■ Task directions ■
Show every line of the data that contains the string "shortcut".

========

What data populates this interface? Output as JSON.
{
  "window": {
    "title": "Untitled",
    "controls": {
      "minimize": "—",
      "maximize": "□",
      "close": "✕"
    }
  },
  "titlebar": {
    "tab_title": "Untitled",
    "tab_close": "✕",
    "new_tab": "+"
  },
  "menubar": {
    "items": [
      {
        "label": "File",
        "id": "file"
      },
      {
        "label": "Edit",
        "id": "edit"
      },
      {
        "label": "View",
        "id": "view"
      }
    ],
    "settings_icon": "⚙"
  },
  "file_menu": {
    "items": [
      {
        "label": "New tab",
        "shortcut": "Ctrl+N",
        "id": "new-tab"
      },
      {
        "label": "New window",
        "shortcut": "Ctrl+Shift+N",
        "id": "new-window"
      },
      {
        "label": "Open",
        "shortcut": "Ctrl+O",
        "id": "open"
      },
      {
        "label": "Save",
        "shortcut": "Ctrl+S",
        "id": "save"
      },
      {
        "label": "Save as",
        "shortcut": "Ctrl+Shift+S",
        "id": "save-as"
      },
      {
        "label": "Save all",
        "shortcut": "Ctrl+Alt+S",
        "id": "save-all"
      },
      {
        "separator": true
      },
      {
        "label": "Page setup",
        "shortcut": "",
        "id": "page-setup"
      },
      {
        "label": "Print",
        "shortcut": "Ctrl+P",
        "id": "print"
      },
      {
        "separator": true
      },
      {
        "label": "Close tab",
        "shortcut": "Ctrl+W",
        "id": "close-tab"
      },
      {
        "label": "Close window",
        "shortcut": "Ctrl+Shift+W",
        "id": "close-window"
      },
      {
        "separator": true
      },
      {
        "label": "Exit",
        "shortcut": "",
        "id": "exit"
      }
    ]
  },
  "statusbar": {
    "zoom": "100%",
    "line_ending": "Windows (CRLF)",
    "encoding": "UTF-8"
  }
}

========

■ Task response ■
        "shortcut": "Ctrl+N",
        "shortcut": "Ctrl+Shift+N",
        "shortcut": "Ctrl+O",
        "shortcut": "Ctrl+S",
        "shortcut": "Ctrl+Shift+S",
        "shortcut": "Ctrl+Alt+S",
        "shortcut": "",
        "shortcut": "Ctrl+P",
        "shortcut": "Ctrl+W",
        "shortcut": "Ctrl+Shift+W",
        "shortcut": "",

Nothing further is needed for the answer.